A dedicated nurse thought her life was over when she had to give up the job she loved, due to chronic arthritis.
But after becoming almost bed bound by the condition, Linda Jones decided to start writing a novel.
She could barely hold a pen but would occasionally manage typing.
Mrs Jones, 58, said: “I was devastated to leave my job as I loved working at the nursing home.
“It was where I started when I first became a nurse, and it was one of the most fulfilling jobs I’ve ever had. “It was exasperating; my mind was as active as ever but my body felt like it was made of lead.”
Mrs Jones had always enjoyed writing and even used it in her work to help her patients through a difficult time.
She said: “I always encourage my patients to write as a way of expressing themselves and focusing on something positive.”
And Linda, now herself struggling, decided to listen to her own advice.
She said: “It was impossible to hold a pen for more than a few minutes but I could tap away at a keyboard. And I could even do this when confined to my bed on a bad day.”
Mrs Jones continued to do just that throughout the next two years.
“I started to dream of becoming an author but never imagined it would actually happen.”
Eventually, Linda felt well enough to search out other writers. She found a small, supportive group in Doncaster, run by Ray Hearne, which gave her the stimulus and encouragement she needed.
Mrs Jones finished penning her debut novel which has since been picked up by independent publishers The Writing Hall, based in Pontefract.

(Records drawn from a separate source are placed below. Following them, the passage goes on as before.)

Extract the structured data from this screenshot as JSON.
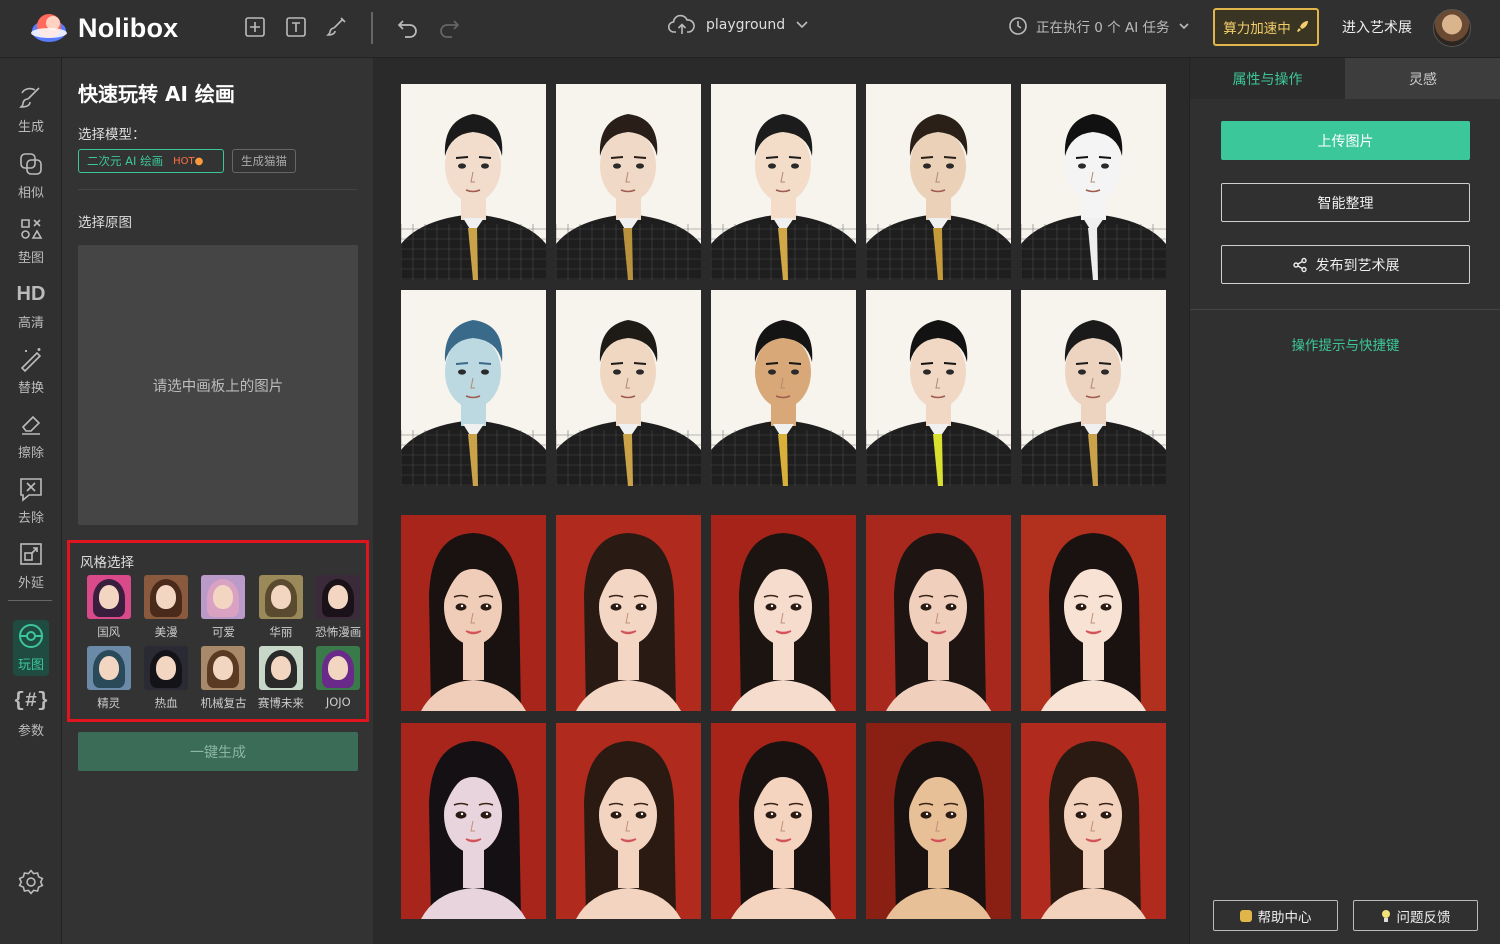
{
  "app": {
    "name": "Nolibox",
    "project": "playground",
    "task_status": "正在执行 0 个 AI 任务",
    "boost_label": "算力加速中",
    "gallery_link": "进入艺术展"
  },
  "left_nav": [
    {
      "label": "生成",
      "icon": "brush-icon"
    },
    {
      "label": "相似",
      "icon": "copy-icon"
    },
    {
      "label": "垫图",
      "icon": "shapes-icon"
    },
    {
      "label": "高清",
      "icon": "hd-icon",
      "glyph": "HD"
    },
    {
      "label": "替换",
      "icon": "magic-wand-icon"
    },
    {
      "label": "擦除",
      "icon": "eraser-icon"
    },
    {
      "label": "去除",
      "icon": "remove-icon"
    },
    {
      "label": "外延",
      "icon": "expand-icon"
    },
    {
      "label": "玩图",
      "icon": "play-icon",
      "active": true
    },
    {
      "label": "参数",
      "icon": "params-icon",
      "glyph": "{#}"
    }
  ],
  "panel": {
    "title": "快速玩转 AI 绘画",
    "model_label": "选择模型：",
    "model_selected": "二次元 AI 绘画",
    "model_badge": "HOT",
    "model_other": "生成猫猫",
    "source_label": "选择原图",
    "source_placeholder": "请选中画板上的图片",
    "style_title": "风格选择",
    "styles": [
      {
        "label": "国风",
        "bg": "#d94a8a",
        "hair": "#3a1e3e"
      },
      {
        "label": "美漫",
        "bg": "#8a5a3e",
        "hair": "#4a2a1a"
      },
      {
        "label": "可爱",
        "bg": "#b99ac8",
        "hair": "#d9a2c2"
      },
      {
        "label": "华丽",
        "bg": "#9a8a5a",
        "hair": "#5a4a30"
      },
      {
        "label": "恐怖漫画",
        "bg": "#3a2a3a",
        "hair": "#1a1218"
      },
      {
        "label": "精灵",
        "bg": "#6a8aa8",
        "hair": "#2a4a5a"
      },
      {
        "label": "热血",
        "bg": "#2a2a34",
        "hair": "#141418"
      },
      {
        "label": "机械复古",
        "bg": "#a88a6a",
        "hair": "#5a3a22"
      },
      {
        "label": "赛博未来",
        "bg": "#c8d8c8",
        "hair": "#2a2a2a"
      },
      {
        "label": "JOJO",
        "bg": "#3a7a4a",
        "hair": "#6a2a8a"
      }
    ],
    "generate_label": "一键生成"
  },
  "right_panel": {
    "tab_active": "属性与操作",
    "tab_inactive": "灵感",
    "upload_label": "上传图片",
    "organize_label": "智能整理",
    "publish_label": "发布到艺术展",
    "hint_label": "操作提示与快捷键",
    "help_label": "帮助中心",
    "feedback_label": "问题反馈"
  },
  "colors": {
    "accent": "#3cc79a",
    "highlight_border": "#e0141e",
    "boost": "#e0b54a"
  },
  "canvas_images": [
    {
      "group": "male",
      "skin": "#f2dccb",
      "hair": "#1a1a1a",
      "tie": "#c9a24a"
    },
    {
      "group": "male",
      "skin": "#f0d9c6",
      "hair": "#2a1f18",
      "tie": "#b8923e"
    },
    {
      "group": "male",
      "skin": "#f3dcc8",
      "hair": "#1c1c1c",
      "tie": "#d1a848"
    },
    {
      "group": "male",
      "skin": "#ead1b8",
      "hair": "#2a2018",
      "tie": "#c49a3a"
    },
    {
      "group": "male",
      "skin": "#f4f4f4",
      "hair": "#111111",
      "tie": "#eeeeee"
    },
    {
      "group": "male",
      "skin": "#bcd8e0",
      "hair": "#3a6a8a",
      "tie": "#c9a24a"
    },
    {
      "group": "male",
      "skin": "#efd7c2",
      "hair": "#1e1a16",
      "tie": "#c9a24a"
    },
    {
      "group": "male",
      "skin": "#d8a878",
      "hair": "#141414",
      "tie": "#d9b03a"
    },
    {
      "group": "male",
      "skin": "#f1d8c4",
      "hair": "#121212",
      "tie": "#d8e030"
    },
    {
      "group": "male",
      "skin": "#ecd4c0",
      "hair": "#1a1a1a",
      "tie": "#c9a24a"
    },
    {
      "group": "female",
      "skin": "#f0cdb8",
      "hair": "#1a1210",
      "bg": "#a8251c"
    },
    {
      "group": "female",
      "skin": "#f4d6c4",
      "hair": "#2a1a14",
      "bg": "#b02a1e"
    },
    {
      "group": "female",
      "skin": "#f6dccc",
      "hair": "#1c1410",
      "bg": "#a52318"
    },
    {
      "group": "female",
      "skin": "#f0d0bc",
      "hair": "#1e1412",
      "bg": "#a8281e"
    },
    {
      "group": "female",
      "skin": "#f8e2d4",
      "hair": "#1a1210",
      "bg": "#b2301e"
    },
    {
      "group": "female",
      "skin": "#e8d4dc",
      "hair": "#141014",
      "bg": "#a8251c"
    },
    {
      "group": "female",
      "skin": "#f2d4c0",
      "hair": "#2a1a12",
      "bg": "#b02a1e"
    },
    {
      "group": "female",
      "skin": "#f4d4be",
      "hair": "#1a1210",
      "bg": "#a82418"
    },
    {
      "group": "female",
      "skin": "#e8c098",
      "hair": "#1a1210",
      "bg": "#8a2014"
    },
    {
      "group": "female",
      "skin": "#f2d2bc",
      "hair": "#2a1a12",
      "bg": "#b02a1e"
    }
  ]
}
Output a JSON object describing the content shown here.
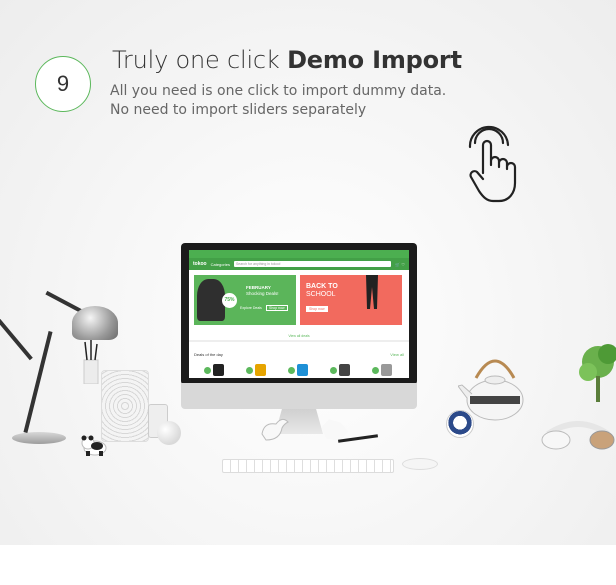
{
  "feature": {
    "number": "9",
    "title_light": "Truly one click",
    "title_bold": "Demo Import",
    "line1": "All you need is one click to import dummy data.",
    "line2": "No need to  import sliders separately",
    "accent_color": "#5cb85c"
  },
  "screen": {
    "logo": "tokoo",
    "categories": "Categories",
    "search_placeholder": "Search for anything in tokoo!",
    "banner_left": {
      "badge": "75%",
      "month": "FEBRUARY",
      "desc": "Shocking Deals!",
      "cta": "Explore Deals",
      "cta2": "Shop now"
    },
    "banner_right": {
      "title1": "BACK TO",
      "title2": "SCHOOL",
      "cta": "Shop now"
    },
    "view_all": "View all deals",
    "deals_heading": "Deals of the day",
    "deals_link": "View all"
  },
  "icons": [
    "hand-pointer-icon"
  ]
}
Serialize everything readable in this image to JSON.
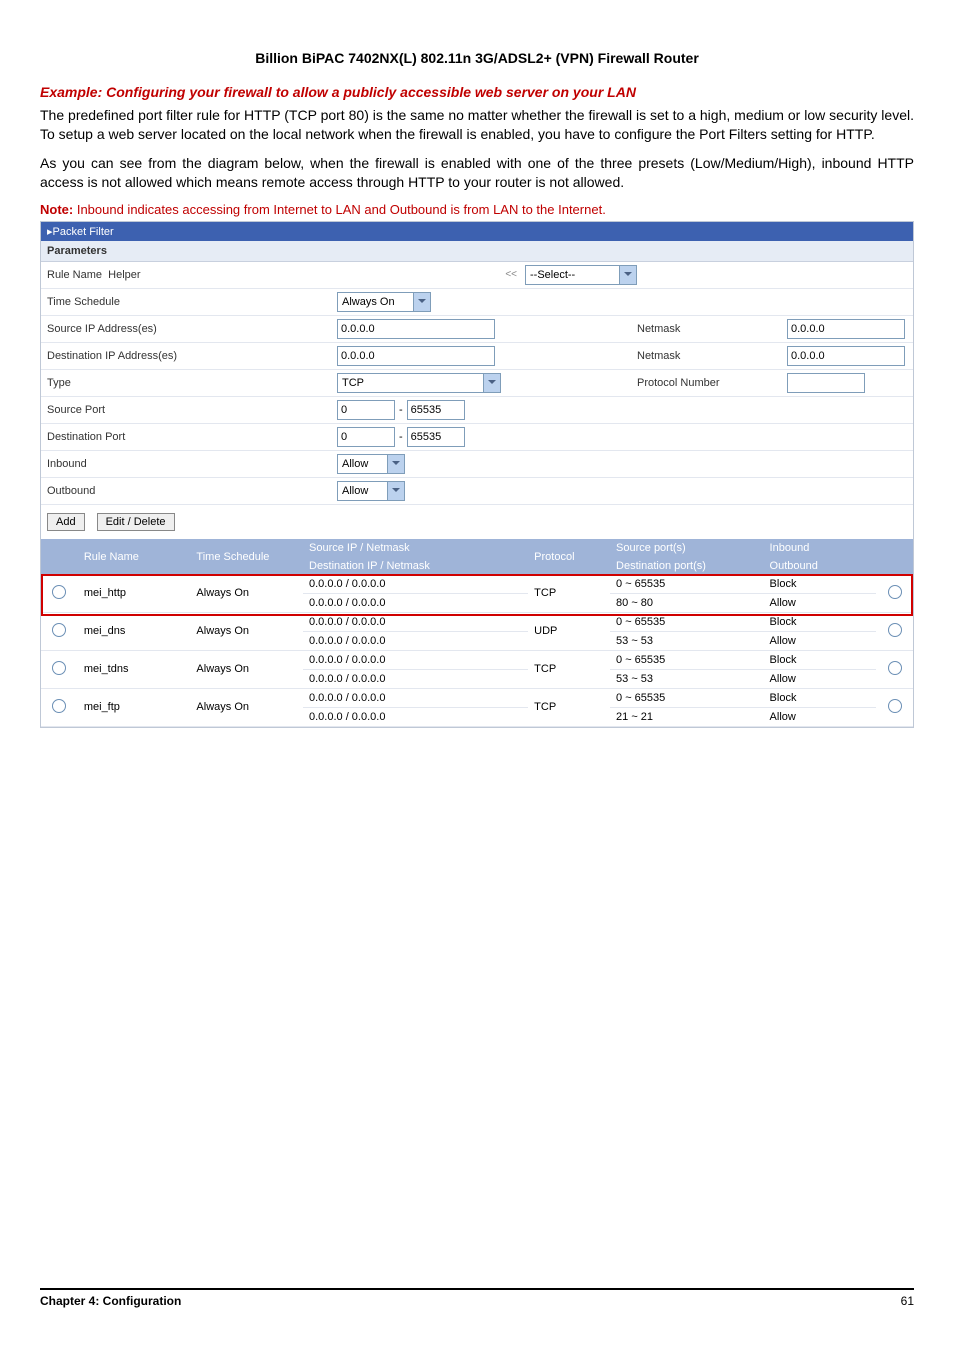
{
  "header": "Billion BiPAC 7402NX(L) 802.11n 3G/ADSL2+ (VPN) Firewall Router",
  "exampleTitle": "Example: Configuring your firewall to allow a publicly accessible web server on your LAN",
  "para1": "The predefined port filter rule for HTTP (TCP port 80) is the same no matter whether the firewall is set to a high, medium or low security level. To setup a web server located on the local network when the firewall is enabled, you have to configure the Port Filters setting for HTTP.",
  "para2": "As you can see from the diagram below, when the firewall is enabled with one of the three presets (Low/Medium/High), inbound HTTP access is not allowed which means remote access through HTTP to your router is not allowed.",
  "noteLabel": "Note:",
  "noteText": " Inbound indicates accessing from Internet to LAN and Outbound is from LAN to the Internet.",
  "panel": {
    "title": "Packet Filter",
    "sectionTitle": "Parameters",
    "rows": {
      "ruleNameLabel": "Rule Name",
      "ruleNameValue": "Helper",
      "ruleNameSelect": "--Select--",
      "timeScheduleLabel": "Time Schedule",
      "timeScheduleValue": "Always On",
      "srcIpLabel": "Source IP Address(es)",
      "srcIpValue": "0.0.0.0",
      "srcNetmaskLabel": "Netmask",
      "srcNetmaskValue": "0.0.0.0",
      "dstIpLabel": "Destination IP Address(es)",
      "dstIpValue": "0.0.0.0",
      "dstNetmaskLabel": "Netmask",
      "dstNetmaskValue": "0.0.0.0",
      "typeLabel": "Type",
      "typeValue": "TCP",
      "protoNumLabel": "Protocol Number",
      "protoNumValue": "",
      "srcPortLabel": "Source Port",
      "srcPortFrom": "0",
      "srcPortTo": "65535",
      "dstPortLabel": "Destination Port",
      "dstPortFrom": "0",
      "dstPortTo": "65535",
      "inboundLabel": "Inbound",
      "inboundValue": "Allow",
      "outboundLabel": "Outbound",
      "outboundValue": "Allow"
    },
    "buttons": {
      "add": "Add",
      "editDelete": "Edit / Delete"
    },
    "columns": {
      "ruleName": "Rule Name",
      "timeSchedule": "Time Schedule",
      "srcIp": "Source IP / Netmask",
      "dstIp": "Destination IP / Netmask",
      "protocol": "Protocol",
      "srcPorts": "Source port(s)",
      "dstPorts": "Destination port(s)",
      "inbound": "Inbound",
      "outbound": "Outbound"
    },
    "rules": [
      {
        "name": "mei_http",
        "schedule": "Always On",
        "src": "0.0.0.0 / 0.0.0.0",
        "dst": "0.0.0.0 / 0.0.0.0",
        "proto": "TCP",
        "sp": "0 ~ 65535",
        "dp": "80 ~ 80",
        "in": "Block",
        "out": "Allow",
        "highlight": true
      },
      {
        "name": "mei_dns",
        "schedule": "Always On",
        "src": "0.0.0.0 / 0.0.0.0",
        "dst": "0.0.0.0 / 0.0.0.0",
        "proto": "UDP",
        "sp": "0 ~ 65535",
        "dp": "53 ~ 53",
        "in": "Block",
        "out": "Allow",
        "highlight": false
      },
      {
        "name": "mei_tdns",
        "schedule": "Always On",
        "src": "0.0.0.0 / 0.0.0.0",
        "dst": "0.0.0.0 / 0.0.0.0",
        "proto": "TCP",
        "sp": "0 ~ 65535",
        "dp": "53 ~ 53",
        "in": "Block",
        "out": "Allow",
        "highlight": false
      },
      {
        "name": "mei_ftp",
        "schedule": "Always On",
        "src": "0.0.0.0 / 0.0.0.0",
        "dst": "0.0.0.0 / 0.0.0.0",
        "proto": "TCP",
        "sp": "0 ~ 65535",
        "dp": "21 ~ 21",
        "in": "Block",
        "out": "Allow",
        "highlight": false
      }
    ]
  },
  "footer": {
    "chapter": "Chapter 4: Configuration",
    "page": "61"
  }
}
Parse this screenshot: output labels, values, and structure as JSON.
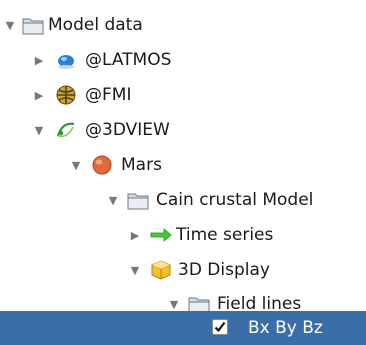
{
  "tree": {
    "root": {
      "label": "Model data",
      "icon": "folder-icon",
      "expanded": true
    },
    "latmos": {
      "label": "@LATMOS",
      "icon": "blue-planet-icon",
      "expanded": false
    },
    "fmi": {
      "label": "@FMI",
      "icon": "globe-icon",
      "expanded": false
    },
    "threedview": {
      "label": "@3DVIEW",
      "icon": "orbit-icon",
      "expanded": true
    },
    "mars": {
      "label": "Mars",
      "icon": "mars-planet-icon",
      "expanded": true
    },
    "cain": {
      "label": "Cain crustal Model",
      "icon": "folder-icon",
      "expanded": true
    },
    "timeseries": {
      "label": "Time series",
      "icon": "green-arrow-icon",
      "expanded": false
    },
    "display3d": {
      "label": "3D Display",
      "icon": "cube-icon",
      "expanded": true
    },
    "fieldlines": {
      "label": "Field lines",
      "icon": "folder-icon",
      "expanded": true
    },
    "bxbybz": {
      "label": "Bx By Bz",
      "checked": true,
      "selected": true
    }
  },
  "colors": {
    "selection": "#3a6ea8",
    "folder": "#cfd8e3",
    "mars": "#e0693a"
  }
}
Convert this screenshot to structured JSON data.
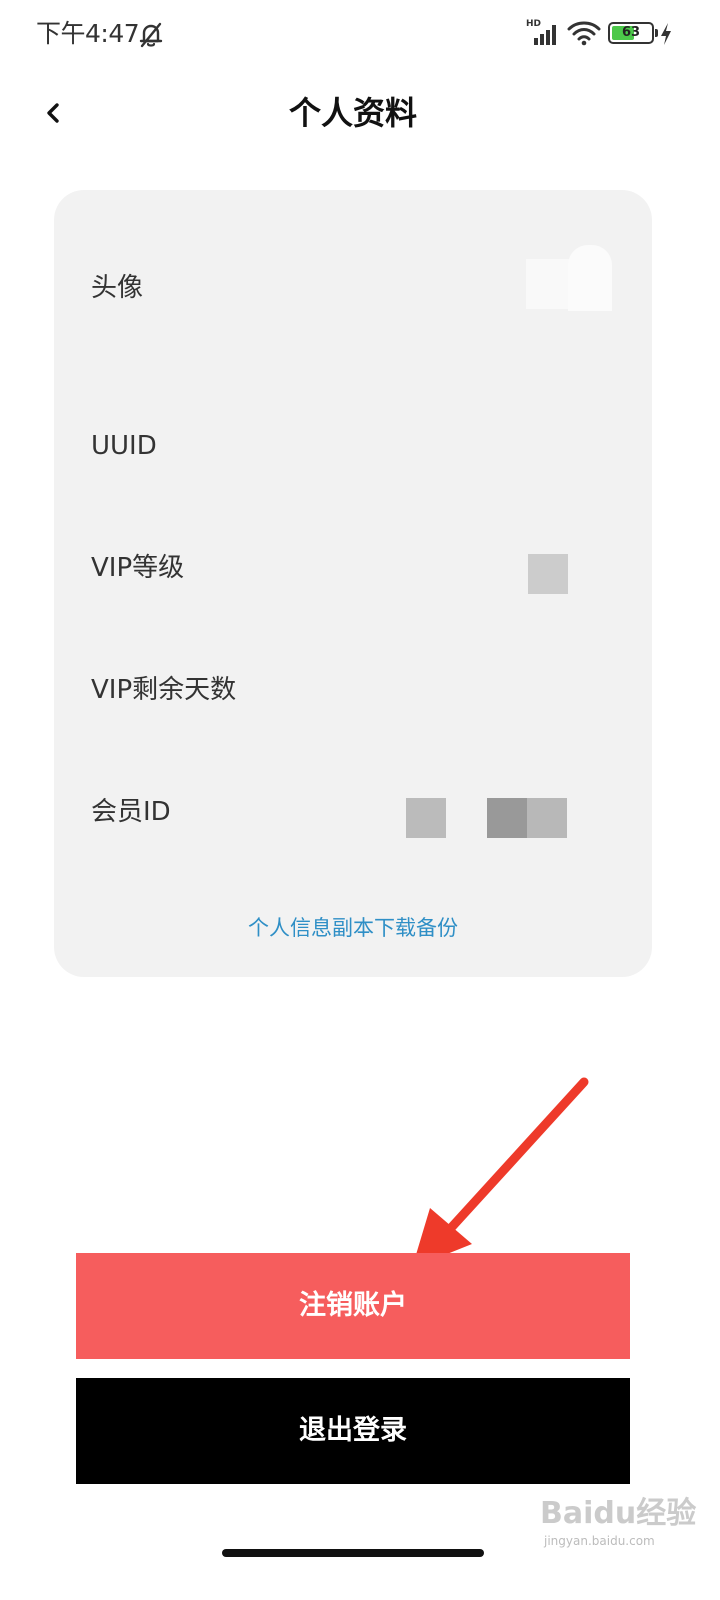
{
  "status_bar": {
    "time": "下午4:47",
    "network_label": "HD",
    "battery_level": 63,
    "battery_text": "63",
    "icons": [
      "bell-off-icon",
      "signal-icon",
      "wifi-icon",
      "battery-icon",
      "charging-icon"
    ],
    "battery_color": "#4cc84a"
  },
  "header": {
    "back_icon": "chevron-left-icon",
    "title": "个人资料"
  },
  "profile": {
    "fields": [
      {
        "label": "头像"
      },
      {
        "label": "UUID"
      },
      {
        "label": "VIP等级"
      },
      {
        "label": "VIP剩余天数"
      },
      {
        "label": "会员ID"
      }
    ],
    "download_link": "个人信息副本下载备份",
    "card_color": "#f2f2f2",
    "link_color": "#2f8fc6"
  },
  "actions": {
    "cancel_account_label": "注销账户",
    "cancel_account_color": "#f65d5d",
    "logout_label": "退出登录",
    "logout_color": "#000000"
  },
  "annotation": {
    "arrow_icon": "red-arrow-icon",
    "arrow_color": "#ee3a2a"
  },
  "watermark": {
    "text": "Baidu经验",
    "subtext": "jingyan.baidu.com"
  }
}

She said: “My arthritis meant all my joints had swollen up so I had very little confidence but knowing that someone believed in my book, was the first step back into believing in myself.”
With medication, little exertion and less wear and tear on her body, Mrs Jones’ condition gradually improved. It still controlled whether she had a ’good day’ or a ‘bad day’, but focusing on her writing meant she saw beyond her restrictions, and it helped her to fight against the depression that threatened to take over.
Her first novel, A Fistful of Feathers, is in a trilogy for children aged 9-12 years, went a long way to saving her sanity.
Mrs Jones added: “When I was forced to give up nursing I felt my life was going backwards, and at speed. Now I see that it was simply changing course. I never dreamt I’d be able to make writing my career, and I truly appreciate all the help and support the medical staff, my family, and my friends, have given me to get me here.”